This is a copy of a paper that I gave out as part of a professional development session at a Maths Conference in Western Australia. It explains, at a VERY low level, how to produce your own aplets, how to use the Connectivity Kit and the Aplet Development Kit. It has a lot of images so it may be slow to download if you don't have a fast modem.
Creating a more complex aplet
This paper takes the reader through the process of building a fairly complex aplet using the ADK.  It is very detailed and assumes some familiarity by the reader of Windows and of the basic ideas of programming.  A must for anyone intending to create any sophisticated aplets. Note: Written for a 39G and Windows XP but still valid EXCEPT that it uses the ADK39 as the programming tool. Unfortunately the ADK39 will not run on Win 7. If this bugs you then email Tony Jones at HP.
HP38/39/40G Utilities page
This is a collection of utilities that make using and programming the calculators easier.  Includes emulators for the HP38G and the HP39G which can be run on any Windows computer. It also contains the ADK and ADK39, which is absolutely essential for anyone who is planning to do any sort of development work on the HP38G. It runs under Windows and allows you to edit and create aplets and notes. If you're creating aplets yourself then you NEED this! If you're just writing Notes to include in the Note Catalogue (study notes, collections of formulae etc) then this allows you to use the computer keyboard instead of having to use the (shudder!) 'keyboard' on the calculator. 

NOTE: You have to have the Connectivity Kit to be able to use the ADK. It edits files once they are on the PC but you have to get them there first.


Connectivity Cable
This is a link to Samson Cables. They are a US based firm who advertise a cable suitable for use with the connectivity software on the HP38/39/40G.  It is quite cheap compared to the price that HP used to charge. I've recently had some feedback from a 39G user (thanks Merf) that the delivery was only 7 days from the US to the UK and I've had another type of cable delivered to me here in Australia equally quickly so they seem quite reliable.
Which cable should I use?
This page is maintained by Joe Horn and lists all the various cables and which ones can be used with which calculators.  This can be very important - for example, if you use a cable from an HP48 with your HP38G or HP39G then you run a very strong risk of frying the chip and killing your calculator.
Barry Kissane's List of Papers

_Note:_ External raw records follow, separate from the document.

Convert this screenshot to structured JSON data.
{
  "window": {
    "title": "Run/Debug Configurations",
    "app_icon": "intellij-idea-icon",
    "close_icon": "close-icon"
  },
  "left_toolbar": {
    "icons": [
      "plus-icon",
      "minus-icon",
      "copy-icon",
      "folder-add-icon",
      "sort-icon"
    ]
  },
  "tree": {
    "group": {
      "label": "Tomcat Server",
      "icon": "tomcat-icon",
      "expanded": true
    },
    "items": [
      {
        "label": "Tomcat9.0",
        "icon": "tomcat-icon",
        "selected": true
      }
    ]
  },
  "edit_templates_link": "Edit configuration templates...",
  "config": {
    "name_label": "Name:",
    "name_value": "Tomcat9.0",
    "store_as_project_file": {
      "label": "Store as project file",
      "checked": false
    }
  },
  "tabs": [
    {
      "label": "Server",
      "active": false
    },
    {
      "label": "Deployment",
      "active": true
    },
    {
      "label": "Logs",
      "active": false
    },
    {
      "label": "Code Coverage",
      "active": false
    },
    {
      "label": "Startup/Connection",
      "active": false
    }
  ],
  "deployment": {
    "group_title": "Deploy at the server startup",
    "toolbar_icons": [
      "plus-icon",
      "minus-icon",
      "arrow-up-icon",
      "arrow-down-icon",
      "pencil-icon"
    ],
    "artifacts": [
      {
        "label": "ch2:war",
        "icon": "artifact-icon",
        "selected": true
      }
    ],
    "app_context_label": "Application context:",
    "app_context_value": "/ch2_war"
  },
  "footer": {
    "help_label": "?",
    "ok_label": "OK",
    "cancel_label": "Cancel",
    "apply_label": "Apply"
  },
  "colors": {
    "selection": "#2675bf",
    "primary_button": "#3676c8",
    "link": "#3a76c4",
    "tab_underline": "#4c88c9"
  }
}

Barry is a lecturer in mathematics curriculum at Murdoch University (Perth, W.Aust) and is very interested in the aspects of graphical calculators (and technology in general) which influence curriculum and education theory (my interest tends to be more practical than theory).  Follow this link for a list of papers that he and others have written to do with the use of graphical calculators and the internet.

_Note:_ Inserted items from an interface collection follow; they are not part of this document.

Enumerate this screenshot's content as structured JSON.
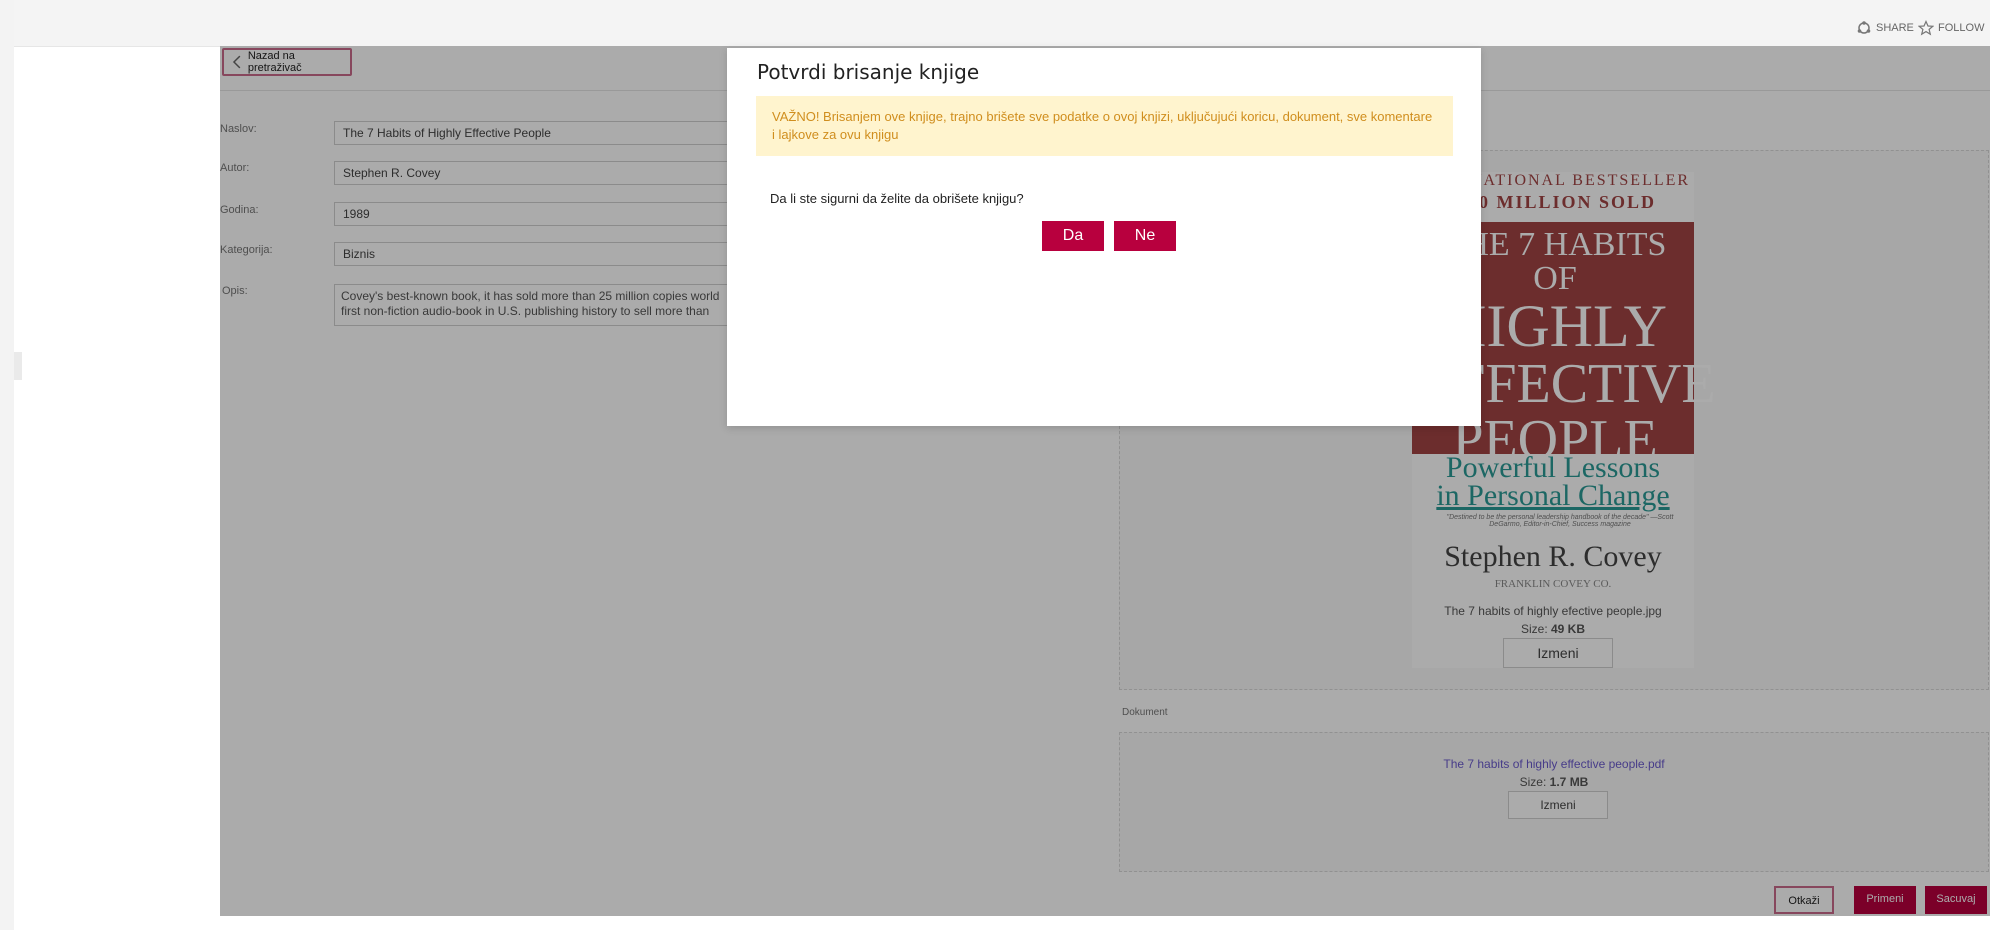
{
  "topbar": {
    "share_label": "SHARE",
    "follow_label": "FOLLOW"
  },
  "nav": {
    "back_label": "Nazad na pretraživač"
  },
  "form": {
    "title_label": "Naslov:",
    "title_value": "The 7 Habits of Highly Effective People",
    "author_label": "Autor:",
    "author_value": "Stephen R. Covey",
    "year_label": "Godina:",
    "year_value": "1989",
    "category_label": "Kategorija:",
    "category_value": "Biznis",
    "description_label": "Opis:",
    "description_line1": "Covey's best-known book, it has sold more than 25 million copies world",
    "description_line2": "first non-fiction audio-book in U.S. publishing history to sell more than"
  },
  "cover": {
    "line1": "NATIONAL BESTSELLER",
    "line2": "10 MILLION SOLD",
    "title_1": "THE 7 HABITS OF",
    "title_2": "HIGHLY",
    "title_3": "EFFECTIVE",
    "title_4": "PEOPLE",
    "subtitle_1": "Powerful Lessons",
    "subtitle_2": "in Personal Change",
    "quote": "\"Destined to be the personal leadership handbook of the decade\" —Scott DeGarmo, Editor-in-Chief, Success magazine",
    "author": "Stephen R. Covey",
    "publisher": "FRANKLIN COVEY CO.",
    "file_name": "The 7 habits of highly efective people.jpg",
    "file_size_label": "Size:",
    "file_size_value": "49 KB",
    "change_label": "Izmeni"
  },
  "document": {
    "section_label": "Dokument",
    "file_name": "The 7 habits of highly effective people.pdf",
    "file_size_label": "Size:",
    "file_size_value": "1.7 MB",
    "change_label": "Izmeni"
  },
  "footer": {
    "cancel_label": "Otkaži",
    "apply_label": "Primeni",
    "save_label": "Sacuvaj"
  },
  "modal": {
    "title": "Potvrdi brisanje knjige",
    "warning_line1": "VAŽNO! Brisanjem ove knjige, trajno brišete sve podatke o ovoj knjizi, uključujući koricu, dokument, sve komentare",
    "warning_line2": "i lajkove za ovu knjigu",
    "question": "Da li ste sigurni da želite da obrišete knjigu?",
    "yes_label": "Da",
    "no_label": "Ne"
  },
  "colors": {
    "accent": "#b8003e",
    "warning_bg": "#fff4ce",
    "warning_text": "#d08e1e",
    "cover_band": "#a24343",
    "cover_teal": "#2b9a95"
  }
}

Constructing Your Own Cable
See my page which gives details on the pin configuration. Making it is up to you!  I am NOT an electronics expert, I've never made one and I don't know one end of the soldering iron from the other. This page is a copy of one elsewhere on the web - I only included it on my site because the link kept changing and it seemed simpler to put it on my site. I will tell you what I've been told by others...
Apparently the "plug" to use so as to get the correct pin spacing can't be bought.  What you have to do is get one of the plugs on the end of the ribbon cable that connects your hard-drive to the mother board inside your computer (a second-hand one would be best!). Just cut off a section of it, use the existing ribbon cable as your new cable and use the soldering iron to attach a serial plug to it.  Given how often plugs and cables inside computers change it's anyone's guess how long this particular trick will be valid!
Last modified: 14 Oct 2008                                             Sitemap        Home        Contact Me